Work to be completed: Restate each of the lines given below, word for word.

Entries taken from a collection:
=== Begin Enclosure ===
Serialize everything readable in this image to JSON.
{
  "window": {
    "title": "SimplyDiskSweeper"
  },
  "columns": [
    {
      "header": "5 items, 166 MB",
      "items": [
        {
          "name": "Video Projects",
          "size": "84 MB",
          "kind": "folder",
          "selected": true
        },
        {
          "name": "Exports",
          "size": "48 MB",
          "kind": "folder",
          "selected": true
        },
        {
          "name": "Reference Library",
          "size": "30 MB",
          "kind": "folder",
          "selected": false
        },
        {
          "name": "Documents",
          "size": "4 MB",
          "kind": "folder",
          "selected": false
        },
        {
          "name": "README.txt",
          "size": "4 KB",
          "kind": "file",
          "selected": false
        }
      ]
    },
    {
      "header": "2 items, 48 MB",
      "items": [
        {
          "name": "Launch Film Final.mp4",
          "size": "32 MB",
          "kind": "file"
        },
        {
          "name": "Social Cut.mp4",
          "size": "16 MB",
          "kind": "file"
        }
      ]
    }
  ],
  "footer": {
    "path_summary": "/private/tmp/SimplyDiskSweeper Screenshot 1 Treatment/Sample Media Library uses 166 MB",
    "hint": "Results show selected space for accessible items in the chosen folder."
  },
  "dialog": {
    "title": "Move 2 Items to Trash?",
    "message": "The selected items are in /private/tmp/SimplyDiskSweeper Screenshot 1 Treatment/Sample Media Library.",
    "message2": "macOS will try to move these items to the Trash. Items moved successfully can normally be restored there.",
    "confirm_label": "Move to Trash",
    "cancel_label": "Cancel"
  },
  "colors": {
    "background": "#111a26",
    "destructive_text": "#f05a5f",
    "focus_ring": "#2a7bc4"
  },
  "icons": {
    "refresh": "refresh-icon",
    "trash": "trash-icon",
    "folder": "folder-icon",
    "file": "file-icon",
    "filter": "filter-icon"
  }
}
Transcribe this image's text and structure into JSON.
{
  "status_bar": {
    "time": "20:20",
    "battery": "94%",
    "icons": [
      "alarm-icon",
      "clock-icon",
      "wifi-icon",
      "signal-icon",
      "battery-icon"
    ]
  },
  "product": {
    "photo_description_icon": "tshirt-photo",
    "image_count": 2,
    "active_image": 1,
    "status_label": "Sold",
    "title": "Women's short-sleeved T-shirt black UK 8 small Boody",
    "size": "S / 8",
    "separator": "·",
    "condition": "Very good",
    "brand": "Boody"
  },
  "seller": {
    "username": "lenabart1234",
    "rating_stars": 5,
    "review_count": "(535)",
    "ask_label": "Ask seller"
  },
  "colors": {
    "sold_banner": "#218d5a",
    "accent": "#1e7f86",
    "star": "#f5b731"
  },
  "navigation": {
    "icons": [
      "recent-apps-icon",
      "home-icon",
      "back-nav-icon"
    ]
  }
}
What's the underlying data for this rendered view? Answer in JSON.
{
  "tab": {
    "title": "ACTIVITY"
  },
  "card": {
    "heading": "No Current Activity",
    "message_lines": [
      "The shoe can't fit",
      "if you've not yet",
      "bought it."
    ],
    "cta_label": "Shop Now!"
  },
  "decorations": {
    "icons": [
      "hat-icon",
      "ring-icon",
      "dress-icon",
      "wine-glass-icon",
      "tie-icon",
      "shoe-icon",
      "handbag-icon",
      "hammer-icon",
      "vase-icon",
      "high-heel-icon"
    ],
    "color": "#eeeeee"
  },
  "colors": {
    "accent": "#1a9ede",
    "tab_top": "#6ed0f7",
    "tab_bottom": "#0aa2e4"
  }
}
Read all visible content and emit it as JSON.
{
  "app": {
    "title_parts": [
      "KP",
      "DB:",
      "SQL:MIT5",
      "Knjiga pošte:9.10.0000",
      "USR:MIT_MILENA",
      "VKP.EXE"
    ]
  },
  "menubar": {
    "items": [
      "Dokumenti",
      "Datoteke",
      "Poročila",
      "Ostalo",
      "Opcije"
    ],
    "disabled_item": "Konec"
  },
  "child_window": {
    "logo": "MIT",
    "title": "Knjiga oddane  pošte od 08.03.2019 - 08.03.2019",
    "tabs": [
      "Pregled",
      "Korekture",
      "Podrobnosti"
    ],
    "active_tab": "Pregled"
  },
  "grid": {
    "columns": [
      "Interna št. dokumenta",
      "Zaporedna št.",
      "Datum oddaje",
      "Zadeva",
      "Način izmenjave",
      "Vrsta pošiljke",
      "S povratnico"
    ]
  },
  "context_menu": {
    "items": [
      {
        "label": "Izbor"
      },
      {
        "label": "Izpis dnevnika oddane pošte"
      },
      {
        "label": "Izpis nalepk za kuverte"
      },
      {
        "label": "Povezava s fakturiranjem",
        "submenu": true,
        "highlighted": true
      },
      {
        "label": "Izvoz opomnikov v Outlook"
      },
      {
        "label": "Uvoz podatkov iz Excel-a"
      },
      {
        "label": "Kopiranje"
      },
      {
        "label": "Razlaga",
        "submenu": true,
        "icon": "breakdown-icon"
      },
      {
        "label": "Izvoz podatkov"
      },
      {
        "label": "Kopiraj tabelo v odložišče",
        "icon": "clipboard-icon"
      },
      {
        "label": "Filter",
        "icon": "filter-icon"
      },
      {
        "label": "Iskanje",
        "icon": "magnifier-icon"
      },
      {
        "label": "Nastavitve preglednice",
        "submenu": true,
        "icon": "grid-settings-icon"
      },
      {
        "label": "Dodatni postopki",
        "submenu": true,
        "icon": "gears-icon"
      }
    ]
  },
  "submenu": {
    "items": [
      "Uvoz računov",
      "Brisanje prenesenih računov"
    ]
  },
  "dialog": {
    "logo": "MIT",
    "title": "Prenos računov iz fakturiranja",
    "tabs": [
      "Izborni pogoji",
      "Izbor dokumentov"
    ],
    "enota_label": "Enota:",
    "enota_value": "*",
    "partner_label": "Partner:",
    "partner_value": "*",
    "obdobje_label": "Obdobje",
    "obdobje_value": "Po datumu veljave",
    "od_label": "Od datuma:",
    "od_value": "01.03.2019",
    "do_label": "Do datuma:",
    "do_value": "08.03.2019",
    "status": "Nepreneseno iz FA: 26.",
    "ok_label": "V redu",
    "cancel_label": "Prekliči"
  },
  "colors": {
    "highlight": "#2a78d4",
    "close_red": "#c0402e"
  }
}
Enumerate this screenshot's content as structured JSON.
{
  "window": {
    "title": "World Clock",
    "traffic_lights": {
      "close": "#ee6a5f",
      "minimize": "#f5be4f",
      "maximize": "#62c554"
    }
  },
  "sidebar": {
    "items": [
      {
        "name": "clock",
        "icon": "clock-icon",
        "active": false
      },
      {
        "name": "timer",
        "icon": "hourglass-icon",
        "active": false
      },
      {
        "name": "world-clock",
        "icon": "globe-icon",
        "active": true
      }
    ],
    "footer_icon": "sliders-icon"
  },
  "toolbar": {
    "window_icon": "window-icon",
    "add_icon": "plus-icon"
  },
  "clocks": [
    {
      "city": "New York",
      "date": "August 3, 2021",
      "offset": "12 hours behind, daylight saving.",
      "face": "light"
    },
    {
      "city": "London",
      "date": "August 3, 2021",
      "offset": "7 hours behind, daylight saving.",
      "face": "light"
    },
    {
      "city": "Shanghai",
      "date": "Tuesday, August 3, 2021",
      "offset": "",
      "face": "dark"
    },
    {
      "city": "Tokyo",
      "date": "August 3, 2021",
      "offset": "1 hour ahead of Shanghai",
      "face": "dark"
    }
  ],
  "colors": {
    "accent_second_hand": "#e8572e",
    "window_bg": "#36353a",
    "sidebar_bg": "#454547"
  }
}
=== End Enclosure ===
Completed task:
Serialize everything readable in this image to JSON.
{
  "window": {
    "title": "SimplyDiskSweeper"
  },
  "columns": [
    {
      "header": "5 items, 166 MB",
      "items": [
        {
          "name": "Video Projects",
          "size": "84 MB",
          "kind": "folder",
          "selected": true
        },
        {
          "name": "Exports",
          "size": "48 MB",
          "kind": "folder",
          "selected": true
        },
        {
          "name": "Reference Library",
          "size": "30 MB",
          "kind": "folder",
          "selected": false
        },
        {
          "name": "Documents",
          "size": "4 MB",
          "kind": "folder",
          "selected": false
        },
        {
          "name": "README.txt",
          "size": "4 KB",
          "kind": "file",
          "selected": false
        }
      ]
    },
    {
      "header": "2 items, 48 MB",
      "items": [
        {
          "name": "Launch Film Final.mp4",
          "size": "32 MB",
          "kind": "file"
        },
        {
          "name": "Social Cut.mp4",
          "size": "16 MB",
          "kind": "file"
        }
      ]
    }
  ],
  "footer": {
    "path_summary": "/private/tmp/SimplyDiskSweeper Screenshot 1 Treatment/Sample Media Library uses 166 MB",
    "hint": "Results show selected space for accessible items in the chosen folder."
  },
  "dialog": {
    "title": "Move 2 Items to Trash?",
    "message": "The selected items are in /private/tmp/SimplyDiskSweeper Screenshot 1 Treatment/Sample Media Library.",
    "message2": "macOS will try to move these items to the Trash. Items moved successfully can normally be restored there.",
    "confirm_label": "Move to Trash",
    "cancel_label": "Cancel"
  },
  "colors": {
    "background": "#111a26",
    "destructive_text": "#f05a5f",
    "focus_ring": "#2a7bc4"
  },
  "icons": {
    "refresh": "refresh-icon",
    "trash": "trash-icon",
    "folder": "folder-icon",
    "file": "file-icon",
    "filter": "filter-icon"
  }
}
Transcribe this image's text and structure into JSON.
{
  "status_bar": {
    "time": "20:20",
    "battery": "94%",
    "icons": [
      "alarm-icon",
      "clock-icon",
      "wifi-icon",
      "signal-icon",
      "battery-icon"
    ]
  },
  "product": {
    "photo_description_icon": "tshirt-photo",
    "image_count": 2,
    "active_image": 1,
    "status_label": "Sold",
    "title": "Women's short-sleeved T-shirt black UK 8 small Boody",
    "size": "S / 8",
    "separator": "·",
    "condition": "Very good",
    "brand": "Boody"
  },
  "seller": {
    "username": "lenabart1234",
    "rating_stars": 5,
    "review_count": "(535)",
    "ask_label": "Ask seller"
  },
  "colors": {
    "sold_banner": "#218d5a",
    "accent": "#1e7f86",
    "star": "#f5b731"
  },
  "navigation": {
    "icons": [
      "recent-apps-icon",
      "home-icon",
      "back-nav-icon"
    ]
  }
}
What's the underlying data for this rendered view? Answer in JSON.
{
  "tab": {
    "title": "ACTIVITY"
  },
  "card": {
    "heading": "No Current Activity",
    "message_lines": [
      "The shoe can't fit",
      "if you've not yet",
      "bought it."
    ],
    "cta_label": "Shop Now!"
  },
  "decorations": {
    "icons": [
      "hat-icon",
      "ring-icon",
      "dress-icon",
      "wine-glass-icon",
      "tie-icon",
      "shoe-icon",
      "handbag-icon",
      "hammer-icon",
      "vase-icon",
      "high-heel-icon"
    ],
    "color": "#eeeeee"
  },
  "colors": {
    "accent": "#1a9ede",
    "tab_top": "#6ed0f7",
    "tab_bottom": "#0aa2e4"
  }
}
Read all visible content and emit it as JSON.
{
  "app": {
    "title_parts": [
      "KP",
      "DB:",
      "SQL:MIT5",
      "Knjiga pošte:9.10.0000",
      "USR:MIT_MILENA",
      "VKP.EXE"
    ]
  },
  "menubar": {
    "items": [
      "Dokumenti",
      "Datoteke",
      "Poročila",
      "Ostalo",
      "Opcije"
    ],
    "disabled_item": "Konec"
  },
  "child_window": {
    "logo": "MIT",
    "title": "Knjiga oddane  pošte od 08.03.2019 - 08.03.2019",
    "tabs": [
      "Pregled",
      "Korekture",
      "Podrobnosti"
    ],
    "active_tab": "Pregled"
  },
  "grid": {
    "columns": [
      "Interna št. dokumenta",
      "Zaporedna št.",
      "Datum oddaje",
      "Zadeva",
      "Način izmenjave",
      "Vrsta pošiljke",
      "S povratnico"
    ]
  },
  "context_menu": {
    "items": [
      {
        "label": "Izbor"
      },
      {
        "label": "Izpis dnevnika oddane pošte"
      },
      {
        "label": "Izpis nalepk za kuverte"
      },
      {
        "label": "Povezava s fakturiranjem",
        "submenu": true,
        "highlighted": true
      },
      {
        "label": "Izvoz opomnikov v Outlook"
      },
      {
        "label": "Uvoz podatkov iz Excel-a"
      },
      {
        "label": "Kopiranje"
      },
      {
        "label": "Razlaga",
        "submenu": true,
        "icon": "breakdown-icon"
      },
      {
        "label": "Izvoz podatkov"
      },
      {
        "label": "Kopiraj tabelo v odložišče",
        "icon": "clipboard-icon"
      },
      {
        "label": "Filter",
        "icon": "filter-icon"
      },
      {
        "label": "Iskanje",
        "icon": "magnifier-icon"
      },
      {
        "label": "Nastavitve preglednice",
        "submenu": true,
        "icon": "grid-settings-icon"
      },
      {
        "label": "Dodatni postopki",
        "submenu": true,
        "icon": "gears-icon"
      }
    ]
  },
  "submenu": {
    "items": [
      "Uvoz računov",
      "Brisanje prenesenih računov"
    ]
  },
  "dialog": {
    "logo": "MIT",
    "title": "Prenos računov iz fakturiranja",
    "tabs": [
      "Izborni pogoji",
      "Izbor dokumentov"
    ],
    "enota_label": "Enota:",
    "enota_value": "*",
    "partner_label": "Partner:",
    "partner_value": "*",
    "obdobje_label": "Obdobje",
    "obdobje_value": "Po datumu veljave",
    "od_label": "Od datuma:",
    "od_value": "01.03.2019",
    "do_label": "Do datuma:",
    "do_value": "08.03.2019",
    "status": "Nepreneseno iz FA: 26.",
    "ok_label": "V redu",
    "cancel_label": "Prekliči"
  },
  "colors": {
    "highlight": "#2a78d4",
    "close_red": "#c0402e"
  }
}
Enumerate this screenshot's content as structured JSON.
{
  "window": {
    "title": "World Clock",
    "traffic_lights": {
      "close": "#ee6a5f",
      "minimize": "#f5be4f",
      "maximize": "#62c554"
    }
  },
  "sidebar": {
    "items": [
      {
        "name": "clock",
        "icon": "clock-icon",
        "active": false
      },
      {
        "name": "timer",
        "icon": "hourglass-icon",
        "active": false
      },
      {
        "name": "world-clock",
        "icon": "globe-icon",
        "active": true
      }
    ],
    "footer_icon": "sliders-icon"
  },
  "toolbar": {
    "window_icon": "window-icon",
    "add_icon": "plus-icon"
  },
  "clocks": [
    {
      "city": "New York",
      "date": "August 3, 2021",
      "offset": "12 hours behind, daylight saving.",
      "face": "light"
    },
    {
      "city": "London",
      "date": "August 3, 2021",
      "offset": "7 hours behind, daylight saving.",
      "face": "light"
    },
    {
      "city": "Shanghai",
      "date": "Tuesday, August 3, 2021",
      "offset": "",
      "face": "dark"
    },
    {
      "city": "Tokyo",
      "date": "August 3, 2021",
      "offset": "1 hour ahead of Shanghai",
      "face": "dark"
    }
  ],
  "colors": {
    "accent_second_hand": "#e8572e",
    "window_bg": "#36353a",
    "sidebar_bg": "#454547"
  }
}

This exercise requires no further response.